=== Your objective ===
Report each line of the records where "description" occurs.
--- Data provided Enclosed Below ---
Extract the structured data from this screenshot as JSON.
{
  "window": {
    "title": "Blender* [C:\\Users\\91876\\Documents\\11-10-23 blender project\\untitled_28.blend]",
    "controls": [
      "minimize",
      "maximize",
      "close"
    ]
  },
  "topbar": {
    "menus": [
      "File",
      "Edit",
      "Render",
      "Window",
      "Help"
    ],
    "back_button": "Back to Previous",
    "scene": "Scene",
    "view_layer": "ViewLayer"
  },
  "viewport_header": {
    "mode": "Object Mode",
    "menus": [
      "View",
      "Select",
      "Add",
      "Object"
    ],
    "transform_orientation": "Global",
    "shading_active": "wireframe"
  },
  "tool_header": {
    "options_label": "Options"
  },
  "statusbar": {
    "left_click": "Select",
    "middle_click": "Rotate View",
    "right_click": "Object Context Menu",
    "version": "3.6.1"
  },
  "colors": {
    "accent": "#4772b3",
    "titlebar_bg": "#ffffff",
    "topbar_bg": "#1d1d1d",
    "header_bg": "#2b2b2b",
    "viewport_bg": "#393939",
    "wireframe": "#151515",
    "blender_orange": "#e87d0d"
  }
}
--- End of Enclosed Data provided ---
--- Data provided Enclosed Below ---
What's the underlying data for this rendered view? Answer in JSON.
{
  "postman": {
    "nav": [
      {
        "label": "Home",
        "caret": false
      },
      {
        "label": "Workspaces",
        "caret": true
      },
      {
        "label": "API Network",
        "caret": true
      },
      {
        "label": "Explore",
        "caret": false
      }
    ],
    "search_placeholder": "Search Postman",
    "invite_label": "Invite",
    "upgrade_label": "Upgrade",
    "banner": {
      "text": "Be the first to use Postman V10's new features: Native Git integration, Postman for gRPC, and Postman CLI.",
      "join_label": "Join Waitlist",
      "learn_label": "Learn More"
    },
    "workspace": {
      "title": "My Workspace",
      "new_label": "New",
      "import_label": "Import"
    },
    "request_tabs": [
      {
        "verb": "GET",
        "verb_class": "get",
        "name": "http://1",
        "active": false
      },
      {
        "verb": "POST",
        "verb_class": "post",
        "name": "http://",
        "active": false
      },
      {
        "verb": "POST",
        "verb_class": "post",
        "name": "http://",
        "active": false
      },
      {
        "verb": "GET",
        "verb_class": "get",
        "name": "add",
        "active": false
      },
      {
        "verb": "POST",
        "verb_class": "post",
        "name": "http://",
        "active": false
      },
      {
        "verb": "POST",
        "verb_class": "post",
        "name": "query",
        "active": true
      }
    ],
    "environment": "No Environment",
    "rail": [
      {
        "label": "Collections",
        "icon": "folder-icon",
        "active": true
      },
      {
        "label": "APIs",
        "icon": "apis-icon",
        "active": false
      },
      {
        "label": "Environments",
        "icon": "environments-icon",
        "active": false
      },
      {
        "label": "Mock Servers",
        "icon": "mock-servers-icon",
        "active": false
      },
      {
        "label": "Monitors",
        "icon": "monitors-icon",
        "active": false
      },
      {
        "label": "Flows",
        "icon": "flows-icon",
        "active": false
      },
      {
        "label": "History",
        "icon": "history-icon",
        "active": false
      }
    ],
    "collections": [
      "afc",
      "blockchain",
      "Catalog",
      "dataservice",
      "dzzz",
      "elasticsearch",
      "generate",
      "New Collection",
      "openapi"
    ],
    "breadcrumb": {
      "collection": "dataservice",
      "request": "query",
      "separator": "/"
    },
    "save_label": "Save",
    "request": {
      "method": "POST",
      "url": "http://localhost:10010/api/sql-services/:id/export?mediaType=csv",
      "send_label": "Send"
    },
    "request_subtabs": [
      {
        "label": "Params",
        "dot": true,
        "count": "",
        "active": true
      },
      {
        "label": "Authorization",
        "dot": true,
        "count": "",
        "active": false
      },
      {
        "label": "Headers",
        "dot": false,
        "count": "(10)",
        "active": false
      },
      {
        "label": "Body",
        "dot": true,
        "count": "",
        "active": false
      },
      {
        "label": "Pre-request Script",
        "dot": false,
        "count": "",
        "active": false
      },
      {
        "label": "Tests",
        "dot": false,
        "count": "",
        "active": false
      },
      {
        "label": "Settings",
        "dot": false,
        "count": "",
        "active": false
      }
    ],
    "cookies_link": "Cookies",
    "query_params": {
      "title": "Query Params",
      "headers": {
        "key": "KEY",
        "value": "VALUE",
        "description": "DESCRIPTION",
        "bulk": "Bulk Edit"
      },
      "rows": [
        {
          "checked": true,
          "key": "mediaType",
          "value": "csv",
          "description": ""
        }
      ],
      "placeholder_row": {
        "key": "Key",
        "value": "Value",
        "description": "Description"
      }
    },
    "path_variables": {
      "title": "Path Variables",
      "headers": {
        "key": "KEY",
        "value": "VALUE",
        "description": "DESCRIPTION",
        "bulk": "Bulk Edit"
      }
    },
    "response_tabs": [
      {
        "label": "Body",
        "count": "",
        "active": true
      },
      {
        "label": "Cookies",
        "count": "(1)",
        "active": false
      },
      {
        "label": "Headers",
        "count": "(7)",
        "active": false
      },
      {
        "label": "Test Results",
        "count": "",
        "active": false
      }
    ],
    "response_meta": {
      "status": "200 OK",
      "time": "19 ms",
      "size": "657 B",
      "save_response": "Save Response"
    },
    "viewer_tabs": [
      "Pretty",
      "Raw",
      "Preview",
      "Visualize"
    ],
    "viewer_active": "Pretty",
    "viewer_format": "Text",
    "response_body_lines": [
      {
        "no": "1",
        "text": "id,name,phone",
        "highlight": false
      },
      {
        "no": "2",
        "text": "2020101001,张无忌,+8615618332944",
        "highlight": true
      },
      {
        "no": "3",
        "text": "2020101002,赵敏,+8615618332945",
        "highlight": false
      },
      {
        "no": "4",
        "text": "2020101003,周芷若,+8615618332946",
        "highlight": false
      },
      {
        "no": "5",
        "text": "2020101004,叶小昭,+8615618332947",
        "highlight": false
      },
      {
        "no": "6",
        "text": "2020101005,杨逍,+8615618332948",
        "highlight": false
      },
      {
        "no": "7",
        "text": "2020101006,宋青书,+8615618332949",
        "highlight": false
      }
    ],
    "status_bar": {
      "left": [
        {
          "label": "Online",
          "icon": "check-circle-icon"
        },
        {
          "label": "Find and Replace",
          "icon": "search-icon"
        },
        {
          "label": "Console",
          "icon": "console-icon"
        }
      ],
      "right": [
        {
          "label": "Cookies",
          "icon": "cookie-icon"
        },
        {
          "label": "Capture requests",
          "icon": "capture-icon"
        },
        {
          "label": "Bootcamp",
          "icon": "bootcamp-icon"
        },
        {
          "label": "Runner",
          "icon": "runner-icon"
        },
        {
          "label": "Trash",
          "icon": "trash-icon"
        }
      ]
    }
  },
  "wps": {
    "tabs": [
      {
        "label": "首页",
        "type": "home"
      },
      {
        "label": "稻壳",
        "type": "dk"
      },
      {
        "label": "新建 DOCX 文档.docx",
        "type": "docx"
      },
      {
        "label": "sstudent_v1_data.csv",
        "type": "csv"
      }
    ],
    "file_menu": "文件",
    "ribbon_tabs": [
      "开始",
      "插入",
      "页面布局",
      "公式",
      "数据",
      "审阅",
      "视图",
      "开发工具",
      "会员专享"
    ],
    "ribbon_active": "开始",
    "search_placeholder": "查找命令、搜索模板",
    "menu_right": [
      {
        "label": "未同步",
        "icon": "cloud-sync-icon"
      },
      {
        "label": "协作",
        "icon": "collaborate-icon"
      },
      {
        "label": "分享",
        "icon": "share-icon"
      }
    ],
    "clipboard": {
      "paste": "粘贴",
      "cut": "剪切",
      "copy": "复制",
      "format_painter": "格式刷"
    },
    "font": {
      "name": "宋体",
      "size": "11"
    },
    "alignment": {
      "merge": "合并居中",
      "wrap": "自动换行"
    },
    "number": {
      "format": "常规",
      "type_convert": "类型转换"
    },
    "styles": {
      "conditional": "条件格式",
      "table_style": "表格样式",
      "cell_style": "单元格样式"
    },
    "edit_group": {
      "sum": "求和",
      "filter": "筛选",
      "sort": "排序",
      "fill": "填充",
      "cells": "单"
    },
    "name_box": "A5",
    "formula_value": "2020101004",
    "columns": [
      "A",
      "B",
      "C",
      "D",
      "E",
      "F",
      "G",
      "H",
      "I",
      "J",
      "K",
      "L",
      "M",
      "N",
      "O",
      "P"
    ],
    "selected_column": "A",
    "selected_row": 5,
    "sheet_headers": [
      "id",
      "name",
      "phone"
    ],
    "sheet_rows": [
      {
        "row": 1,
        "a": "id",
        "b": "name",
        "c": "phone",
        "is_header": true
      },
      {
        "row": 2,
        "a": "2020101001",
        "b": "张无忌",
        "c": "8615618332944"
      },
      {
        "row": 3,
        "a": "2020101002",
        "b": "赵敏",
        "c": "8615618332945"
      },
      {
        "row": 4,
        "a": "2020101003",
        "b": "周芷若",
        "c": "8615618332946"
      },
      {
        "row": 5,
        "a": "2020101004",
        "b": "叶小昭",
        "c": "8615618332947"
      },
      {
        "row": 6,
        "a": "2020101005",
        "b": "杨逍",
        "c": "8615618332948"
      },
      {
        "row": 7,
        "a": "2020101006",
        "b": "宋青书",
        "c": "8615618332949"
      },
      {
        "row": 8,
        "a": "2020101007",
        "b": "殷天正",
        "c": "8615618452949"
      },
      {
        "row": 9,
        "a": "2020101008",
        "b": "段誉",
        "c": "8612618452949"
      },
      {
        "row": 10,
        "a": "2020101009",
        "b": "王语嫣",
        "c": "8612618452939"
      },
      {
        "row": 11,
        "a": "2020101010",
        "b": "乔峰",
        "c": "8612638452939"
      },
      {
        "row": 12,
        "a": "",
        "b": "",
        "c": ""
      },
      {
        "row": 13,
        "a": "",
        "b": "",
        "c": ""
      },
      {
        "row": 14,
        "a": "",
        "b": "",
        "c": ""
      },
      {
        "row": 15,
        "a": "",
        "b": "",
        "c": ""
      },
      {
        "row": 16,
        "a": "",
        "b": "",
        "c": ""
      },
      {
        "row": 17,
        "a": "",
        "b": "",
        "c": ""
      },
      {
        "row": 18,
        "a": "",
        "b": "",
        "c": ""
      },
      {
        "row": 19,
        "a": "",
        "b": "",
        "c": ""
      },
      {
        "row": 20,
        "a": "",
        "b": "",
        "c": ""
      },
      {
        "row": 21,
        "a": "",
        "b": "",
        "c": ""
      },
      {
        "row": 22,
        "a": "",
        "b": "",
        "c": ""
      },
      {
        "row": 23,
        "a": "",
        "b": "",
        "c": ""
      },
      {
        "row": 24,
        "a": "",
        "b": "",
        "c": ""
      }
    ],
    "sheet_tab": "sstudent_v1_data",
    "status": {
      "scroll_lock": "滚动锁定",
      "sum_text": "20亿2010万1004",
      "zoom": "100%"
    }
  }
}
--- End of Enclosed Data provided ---
=== Solved problem ===
        "description": "DESCRIPTION",
          "description": ""
        "description": "Description"
        "description": "DESCRIPTION",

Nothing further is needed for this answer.